Assignment: Please give the whole listing again exactly, without any of its pictures.

Input material:
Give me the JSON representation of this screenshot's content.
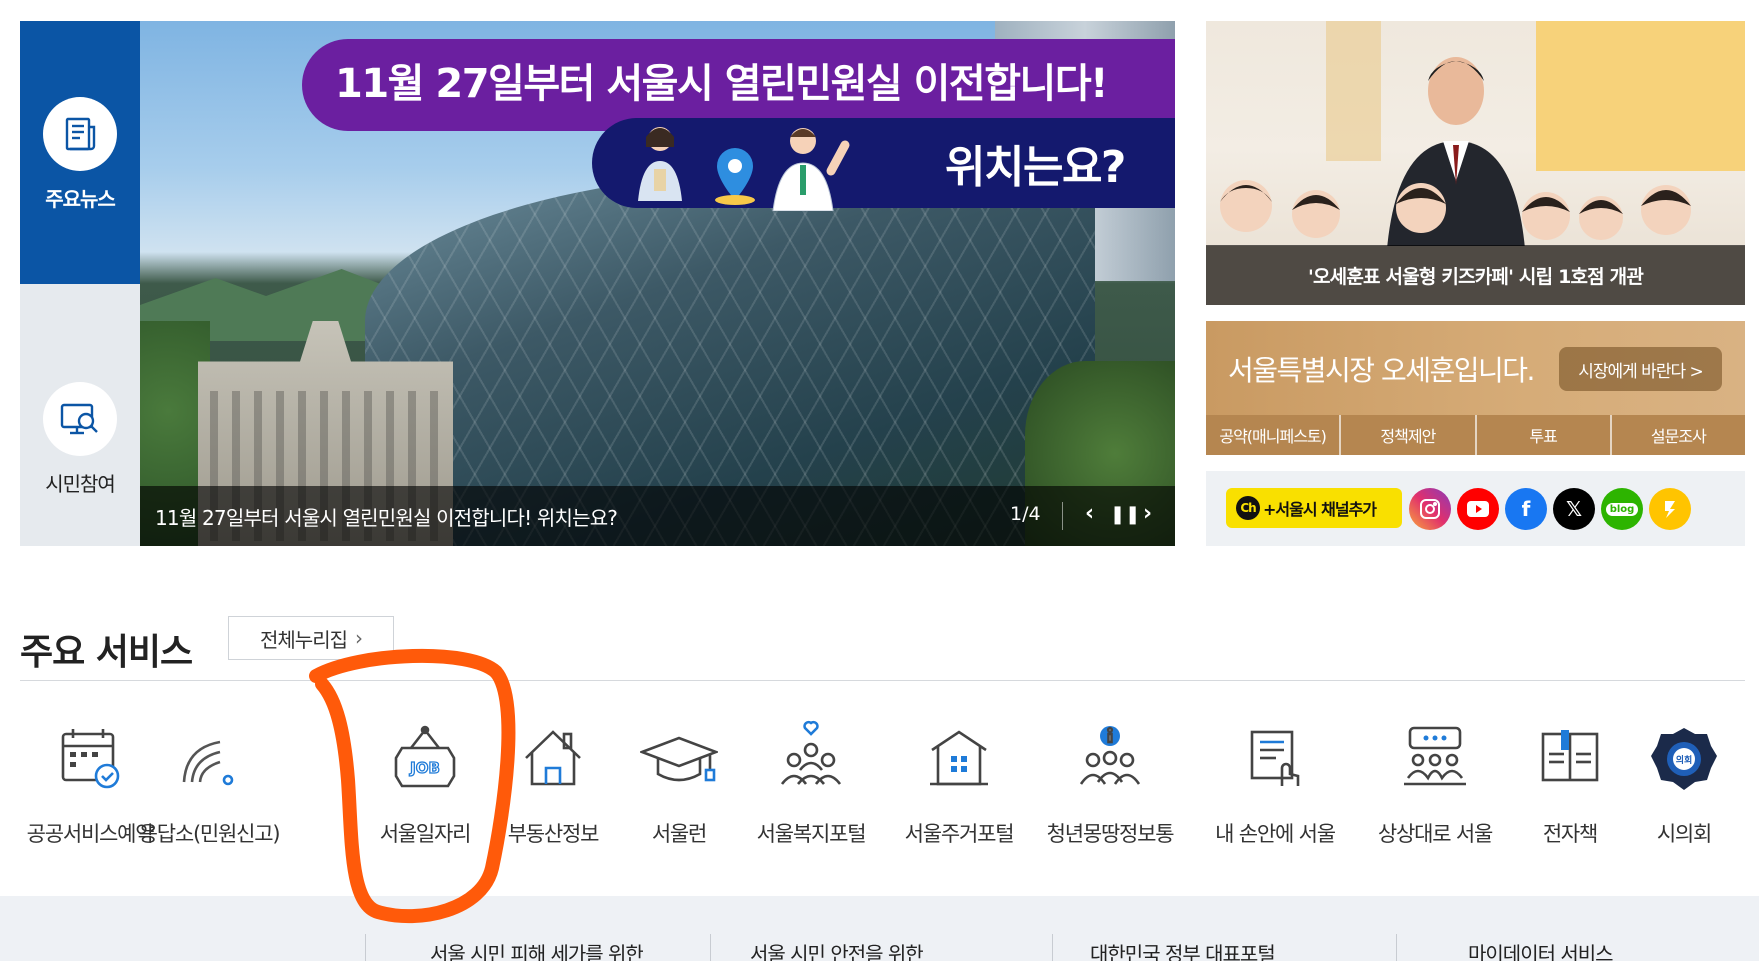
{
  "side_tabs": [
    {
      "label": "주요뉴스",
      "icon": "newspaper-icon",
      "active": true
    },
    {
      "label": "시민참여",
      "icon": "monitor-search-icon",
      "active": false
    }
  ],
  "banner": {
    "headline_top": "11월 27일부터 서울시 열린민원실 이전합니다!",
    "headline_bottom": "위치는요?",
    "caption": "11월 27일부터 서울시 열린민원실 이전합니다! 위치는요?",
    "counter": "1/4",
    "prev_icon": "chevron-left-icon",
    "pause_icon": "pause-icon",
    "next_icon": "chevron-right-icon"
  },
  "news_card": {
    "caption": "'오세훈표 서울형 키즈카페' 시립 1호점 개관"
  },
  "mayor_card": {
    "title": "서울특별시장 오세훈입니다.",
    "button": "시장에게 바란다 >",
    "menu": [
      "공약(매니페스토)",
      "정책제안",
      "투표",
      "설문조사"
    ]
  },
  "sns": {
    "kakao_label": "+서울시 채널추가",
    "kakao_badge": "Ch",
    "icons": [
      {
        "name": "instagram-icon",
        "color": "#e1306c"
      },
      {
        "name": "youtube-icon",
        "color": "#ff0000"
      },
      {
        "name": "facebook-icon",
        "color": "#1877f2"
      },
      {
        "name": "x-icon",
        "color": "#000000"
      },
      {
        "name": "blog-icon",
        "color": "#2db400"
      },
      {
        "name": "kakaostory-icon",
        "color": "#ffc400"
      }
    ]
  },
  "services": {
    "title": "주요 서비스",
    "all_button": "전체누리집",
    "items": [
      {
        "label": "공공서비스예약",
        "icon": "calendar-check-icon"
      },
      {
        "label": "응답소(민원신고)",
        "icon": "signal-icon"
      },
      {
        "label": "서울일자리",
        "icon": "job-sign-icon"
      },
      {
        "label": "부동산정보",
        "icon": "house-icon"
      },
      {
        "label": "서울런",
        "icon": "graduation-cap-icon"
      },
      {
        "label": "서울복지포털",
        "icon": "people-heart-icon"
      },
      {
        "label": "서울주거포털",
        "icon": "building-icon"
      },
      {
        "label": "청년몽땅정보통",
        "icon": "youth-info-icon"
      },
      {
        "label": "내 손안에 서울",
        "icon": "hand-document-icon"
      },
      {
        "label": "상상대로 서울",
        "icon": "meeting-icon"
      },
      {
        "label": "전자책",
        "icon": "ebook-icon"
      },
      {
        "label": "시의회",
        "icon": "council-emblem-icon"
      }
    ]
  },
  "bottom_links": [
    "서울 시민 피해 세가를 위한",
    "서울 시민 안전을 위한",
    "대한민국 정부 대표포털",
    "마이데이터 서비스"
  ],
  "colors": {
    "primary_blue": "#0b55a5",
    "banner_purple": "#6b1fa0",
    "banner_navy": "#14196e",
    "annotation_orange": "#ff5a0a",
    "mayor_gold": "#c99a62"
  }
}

Answer below:
Give me the JSON representation of this screenshot's content.
{
  "side_tabs": [
    {
      "label": "주요뉴스",
      "icon": "newspaper-icon",
      "active": true
    },
    {
      "label": "시민참여",
      "icon": "monitor-search-icon",
      "active": false
    }
  ],
  "banner": {
    "headline_top": "11월 27일부터 서울시 열린민원실 이전합니다!",
    "headline_bottom": "위치는요?",
    "caption": "11월 27일부터 서울시 열린민원실 이전합니다! 위치는요?",
    "counter": "1/4",
    "prev_icon": "chevron-left-icon",
    "pause_icon": "pause-icon",
    "next_icon": "chevron-right-icon"
  },
  "news_card": {
    "caption": "'오세훈표 서울형 키즈카페' 시립 1호점 개관"
  },
  "mayor_card": {
    "title": "서울특별시장 오세훈입니다.",
    "button": "시장에게 바란다 >",
    "menu": [
      "공약(매니페스토)",
      "정책제안",
      "투표",
      "설문조사"
    ]
  },
  "sns": {
    "kakao_label": "+서울시 채널추가",
    "kakao_badge": "Ch",
    "icons": [
      {
        "name": "instagram-icon",
        "color": "#e1306c"
      },
      {
        "name": "youtube-icon",
        "color": "#ff0000"
      },
      {
        "name": "facebook-icon",
        "color": "#1877f2"
      },
      {
        "name": "x-icon",
        "color": "#000000"
      },
      {
        "name": "blog-icon",
        "color": "#2db400"
      },
      {
        "name": "kakaostory-icon",
        "color": "#ffc400"
      }
    ]
  },
  "services": {
    "title": "주요 서비스",
    "all_button": "전체누리집",
    "items": [
      {
        "label": "공공서비스예약",
        "icon": "calendar-check-icon"
      },
      {
        "label": "응답소(민원신고)",
        "icon": "signal-icon"
      },
      {
        "label": "서울일자리",
        "icon": "job-sign-icon"
      },
      {
        "label": "부동산정보",
        "icon": "house-icon"
      },
      {
        "label": "서울런",
        "icon": "graduation-cap-icon"
      },
      {
        "label": "서울복지포털",
        "icon": "people-heart-icon"
      },
      {
        "label": "서울주거포털",
        "icon": "building-icon"
      },
      {
        "label": "청년몽땅정보통",
        "icon": "youth-info-icon"
      },
      {
        "label": "내 손안에 서울",
        "icon": "hand-document-icon"
      },
      {
        "label": "상상대로 서울",
        "icon": "meeting-icon"
      },
      {
        "label": "전자책",
        "icon": "ebook-icon"
      },
      {
        "label": "시의회",
        "icon": "council-emblem-icon"
      }
    ]
  },
  "bottom_links": [
    "서울 시민 피해 세가를 위한",
    "서울 시민 안전을 위한",
    "대한민국 정부 대표포털",
    "마이데이터 서비스"
  ],
  "colors": {
    "primary_blue": "#0b55a5",
    "banner_purple": "#6b1fa0",
    "banner_navy": "#14196e",
    "annotation_orange": "#ff5a0a",
    "mayor_gold": "#c99a62"
  }
}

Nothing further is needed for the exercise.